== PROVIDED RECORDS
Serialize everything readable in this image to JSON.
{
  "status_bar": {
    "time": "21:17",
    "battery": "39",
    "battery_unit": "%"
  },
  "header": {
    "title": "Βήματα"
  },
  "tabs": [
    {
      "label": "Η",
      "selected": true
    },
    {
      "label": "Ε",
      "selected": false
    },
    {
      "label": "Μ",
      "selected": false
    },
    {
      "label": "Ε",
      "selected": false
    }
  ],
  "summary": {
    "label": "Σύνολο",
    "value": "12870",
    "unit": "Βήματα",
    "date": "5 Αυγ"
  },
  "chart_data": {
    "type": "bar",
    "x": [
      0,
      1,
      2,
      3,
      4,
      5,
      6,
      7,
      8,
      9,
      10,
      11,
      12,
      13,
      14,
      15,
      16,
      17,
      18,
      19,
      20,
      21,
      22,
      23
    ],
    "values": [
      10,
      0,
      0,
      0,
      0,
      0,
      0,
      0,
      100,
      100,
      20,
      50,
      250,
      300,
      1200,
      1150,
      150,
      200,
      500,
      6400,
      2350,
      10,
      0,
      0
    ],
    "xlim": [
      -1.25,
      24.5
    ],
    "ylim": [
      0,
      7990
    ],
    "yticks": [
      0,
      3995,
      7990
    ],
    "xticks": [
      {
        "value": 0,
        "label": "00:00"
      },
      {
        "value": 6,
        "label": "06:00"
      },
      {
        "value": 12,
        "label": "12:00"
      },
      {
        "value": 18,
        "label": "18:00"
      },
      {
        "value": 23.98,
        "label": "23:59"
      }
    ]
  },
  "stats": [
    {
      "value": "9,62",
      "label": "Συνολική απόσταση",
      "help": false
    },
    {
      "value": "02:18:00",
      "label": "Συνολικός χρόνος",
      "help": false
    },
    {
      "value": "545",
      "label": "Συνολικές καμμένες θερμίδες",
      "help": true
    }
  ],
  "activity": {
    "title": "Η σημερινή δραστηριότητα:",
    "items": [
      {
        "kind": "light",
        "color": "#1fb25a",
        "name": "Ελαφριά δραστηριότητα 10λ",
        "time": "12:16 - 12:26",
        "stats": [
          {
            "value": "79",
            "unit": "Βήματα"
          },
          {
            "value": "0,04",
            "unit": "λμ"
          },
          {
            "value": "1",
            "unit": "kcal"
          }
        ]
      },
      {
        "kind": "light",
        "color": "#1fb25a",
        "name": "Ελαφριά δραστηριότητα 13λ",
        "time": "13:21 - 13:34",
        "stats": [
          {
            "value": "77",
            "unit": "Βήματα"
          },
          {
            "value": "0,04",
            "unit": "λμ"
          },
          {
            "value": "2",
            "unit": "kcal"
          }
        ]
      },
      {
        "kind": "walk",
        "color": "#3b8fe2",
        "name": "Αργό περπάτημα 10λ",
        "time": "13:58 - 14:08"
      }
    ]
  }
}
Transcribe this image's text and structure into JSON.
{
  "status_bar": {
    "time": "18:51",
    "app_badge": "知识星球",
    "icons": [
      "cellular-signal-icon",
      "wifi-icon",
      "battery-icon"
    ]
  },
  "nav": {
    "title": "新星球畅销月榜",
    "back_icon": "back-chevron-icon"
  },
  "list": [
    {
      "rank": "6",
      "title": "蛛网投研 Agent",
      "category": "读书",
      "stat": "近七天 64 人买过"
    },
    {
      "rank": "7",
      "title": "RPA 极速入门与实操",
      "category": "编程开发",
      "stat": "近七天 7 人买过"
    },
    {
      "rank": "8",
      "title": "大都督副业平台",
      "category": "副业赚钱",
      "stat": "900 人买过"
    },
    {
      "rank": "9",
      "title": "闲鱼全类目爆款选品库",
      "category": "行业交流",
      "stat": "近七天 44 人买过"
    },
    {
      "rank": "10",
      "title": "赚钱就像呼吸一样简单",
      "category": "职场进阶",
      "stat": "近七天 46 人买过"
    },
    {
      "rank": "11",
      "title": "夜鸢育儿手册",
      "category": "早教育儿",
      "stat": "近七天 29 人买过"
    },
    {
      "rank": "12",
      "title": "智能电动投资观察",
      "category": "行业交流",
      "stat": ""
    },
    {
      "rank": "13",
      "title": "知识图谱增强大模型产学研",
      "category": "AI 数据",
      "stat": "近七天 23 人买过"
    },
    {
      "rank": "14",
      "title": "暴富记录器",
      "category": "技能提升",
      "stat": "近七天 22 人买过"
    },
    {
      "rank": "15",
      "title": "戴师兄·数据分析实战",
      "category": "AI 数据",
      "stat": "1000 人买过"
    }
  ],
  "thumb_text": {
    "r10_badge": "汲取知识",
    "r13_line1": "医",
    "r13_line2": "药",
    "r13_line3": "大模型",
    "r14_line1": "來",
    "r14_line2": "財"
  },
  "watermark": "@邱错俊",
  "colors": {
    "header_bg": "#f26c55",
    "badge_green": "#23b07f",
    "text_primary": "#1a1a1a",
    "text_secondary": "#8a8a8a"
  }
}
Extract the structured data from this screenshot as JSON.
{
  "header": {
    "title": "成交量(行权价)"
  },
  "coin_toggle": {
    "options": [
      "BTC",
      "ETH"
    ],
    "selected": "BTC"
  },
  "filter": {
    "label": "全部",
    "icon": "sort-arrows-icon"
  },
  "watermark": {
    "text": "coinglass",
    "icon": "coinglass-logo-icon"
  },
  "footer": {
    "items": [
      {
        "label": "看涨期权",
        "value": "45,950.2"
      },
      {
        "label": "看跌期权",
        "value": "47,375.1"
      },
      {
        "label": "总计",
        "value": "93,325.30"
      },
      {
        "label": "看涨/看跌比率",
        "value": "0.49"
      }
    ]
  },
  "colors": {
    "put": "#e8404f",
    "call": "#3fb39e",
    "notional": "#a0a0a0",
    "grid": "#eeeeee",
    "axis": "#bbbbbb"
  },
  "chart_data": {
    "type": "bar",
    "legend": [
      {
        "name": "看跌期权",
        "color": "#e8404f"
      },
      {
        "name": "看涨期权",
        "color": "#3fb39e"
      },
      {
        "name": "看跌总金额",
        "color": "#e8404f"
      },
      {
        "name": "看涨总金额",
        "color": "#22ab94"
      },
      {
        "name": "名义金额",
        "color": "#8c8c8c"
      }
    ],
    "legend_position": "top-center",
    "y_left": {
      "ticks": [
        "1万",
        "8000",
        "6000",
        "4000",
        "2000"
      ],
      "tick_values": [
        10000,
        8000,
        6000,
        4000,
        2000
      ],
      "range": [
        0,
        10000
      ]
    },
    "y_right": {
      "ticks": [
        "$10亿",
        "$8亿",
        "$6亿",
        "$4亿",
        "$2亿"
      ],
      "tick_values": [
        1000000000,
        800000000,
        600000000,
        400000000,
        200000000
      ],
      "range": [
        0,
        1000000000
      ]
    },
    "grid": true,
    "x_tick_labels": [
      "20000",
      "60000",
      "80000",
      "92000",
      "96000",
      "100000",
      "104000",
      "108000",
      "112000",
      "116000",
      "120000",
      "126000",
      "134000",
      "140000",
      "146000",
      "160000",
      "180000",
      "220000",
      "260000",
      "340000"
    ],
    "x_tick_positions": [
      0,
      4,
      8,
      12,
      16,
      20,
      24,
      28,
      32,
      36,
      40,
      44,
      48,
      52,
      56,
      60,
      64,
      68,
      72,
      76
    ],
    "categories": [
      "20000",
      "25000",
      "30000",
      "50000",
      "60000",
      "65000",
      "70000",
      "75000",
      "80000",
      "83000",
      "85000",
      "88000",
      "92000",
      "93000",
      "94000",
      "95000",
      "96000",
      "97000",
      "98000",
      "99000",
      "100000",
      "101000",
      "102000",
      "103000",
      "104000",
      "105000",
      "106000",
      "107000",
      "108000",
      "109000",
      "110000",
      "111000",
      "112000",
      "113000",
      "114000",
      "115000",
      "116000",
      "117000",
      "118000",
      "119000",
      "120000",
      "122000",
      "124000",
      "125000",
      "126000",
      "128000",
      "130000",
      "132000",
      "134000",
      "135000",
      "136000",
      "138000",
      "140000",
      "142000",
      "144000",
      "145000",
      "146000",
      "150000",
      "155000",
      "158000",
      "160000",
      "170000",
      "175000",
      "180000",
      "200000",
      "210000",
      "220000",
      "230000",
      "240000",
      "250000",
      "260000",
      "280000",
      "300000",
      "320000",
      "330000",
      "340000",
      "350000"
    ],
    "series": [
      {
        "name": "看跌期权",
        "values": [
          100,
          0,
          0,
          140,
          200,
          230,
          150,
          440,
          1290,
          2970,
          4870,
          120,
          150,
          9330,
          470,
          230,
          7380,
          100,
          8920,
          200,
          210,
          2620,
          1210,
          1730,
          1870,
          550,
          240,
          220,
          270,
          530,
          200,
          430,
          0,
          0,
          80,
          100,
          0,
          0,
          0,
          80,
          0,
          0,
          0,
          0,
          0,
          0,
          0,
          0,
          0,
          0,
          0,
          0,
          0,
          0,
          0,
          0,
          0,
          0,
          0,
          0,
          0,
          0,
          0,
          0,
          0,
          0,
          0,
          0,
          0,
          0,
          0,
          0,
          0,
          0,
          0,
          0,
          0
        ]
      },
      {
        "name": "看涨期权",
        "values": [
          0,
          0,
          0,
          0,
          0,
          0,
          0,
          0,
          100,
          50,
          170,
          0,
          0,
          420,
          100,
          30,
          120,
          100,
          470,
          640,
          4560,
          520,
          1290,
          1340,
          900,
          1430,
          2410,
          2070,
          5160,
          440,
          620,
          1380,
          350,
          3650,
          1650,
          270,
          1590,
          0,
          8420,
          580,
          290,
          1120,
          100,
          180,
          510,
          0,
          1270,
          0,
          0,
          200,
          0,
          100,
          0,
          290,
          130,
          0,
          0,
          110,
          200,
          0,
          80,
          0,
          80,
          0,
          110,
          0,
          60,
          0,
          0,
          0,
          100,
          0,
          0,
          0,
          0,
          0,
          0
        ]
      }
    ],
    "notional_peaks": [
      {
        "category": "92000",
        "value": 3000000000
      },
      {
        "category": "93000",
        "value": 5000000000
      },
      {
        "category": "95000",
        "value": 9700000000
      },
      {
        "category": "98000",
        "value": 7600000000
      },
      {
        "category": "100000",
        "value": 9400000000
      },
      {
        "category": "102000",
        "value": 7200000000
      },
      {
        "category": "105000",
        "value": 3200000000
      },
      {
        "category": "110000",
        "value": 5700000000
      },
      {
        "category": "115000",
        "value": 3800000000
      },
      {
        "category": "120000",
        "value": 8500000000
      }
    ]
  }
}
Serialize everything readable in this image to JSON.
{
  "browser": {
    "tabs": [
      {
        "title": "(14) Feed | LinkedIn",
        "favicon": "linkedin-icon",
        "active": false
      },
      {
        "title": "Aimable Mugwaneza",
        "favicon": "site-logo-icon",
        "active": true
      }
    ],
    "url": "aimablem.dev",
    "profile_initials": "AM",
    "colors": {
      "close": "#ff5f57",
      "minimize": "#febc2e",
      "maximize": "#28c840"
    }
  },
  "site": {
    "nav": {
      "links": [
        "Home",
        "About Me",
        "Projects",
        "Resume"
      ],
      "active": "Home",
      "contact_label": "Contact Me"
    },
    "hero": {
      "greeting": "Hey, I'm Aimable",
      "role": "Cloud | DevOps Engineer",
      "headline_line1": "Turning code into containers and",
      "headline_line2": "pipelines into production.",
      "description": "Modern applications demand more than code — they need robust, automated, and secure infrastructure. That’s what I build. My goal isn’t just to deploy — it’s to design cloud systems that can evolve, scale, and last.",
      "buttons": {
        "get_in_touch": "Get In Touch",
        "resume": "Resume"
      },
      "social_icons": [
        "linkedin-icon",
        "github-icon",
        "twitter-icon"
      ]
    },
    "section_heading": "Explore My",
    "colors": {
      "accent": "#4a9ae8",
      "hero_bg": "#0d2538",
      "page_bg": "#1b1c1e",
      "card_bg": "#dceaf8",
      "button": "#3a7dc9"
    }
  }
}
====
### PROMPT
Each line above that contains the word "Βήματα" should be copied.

### THE ANSWER
    "title": "Βήματα"
    "unit": "Βήματα",
            "unit": "Βήματα"
            "unit": "Βήματα"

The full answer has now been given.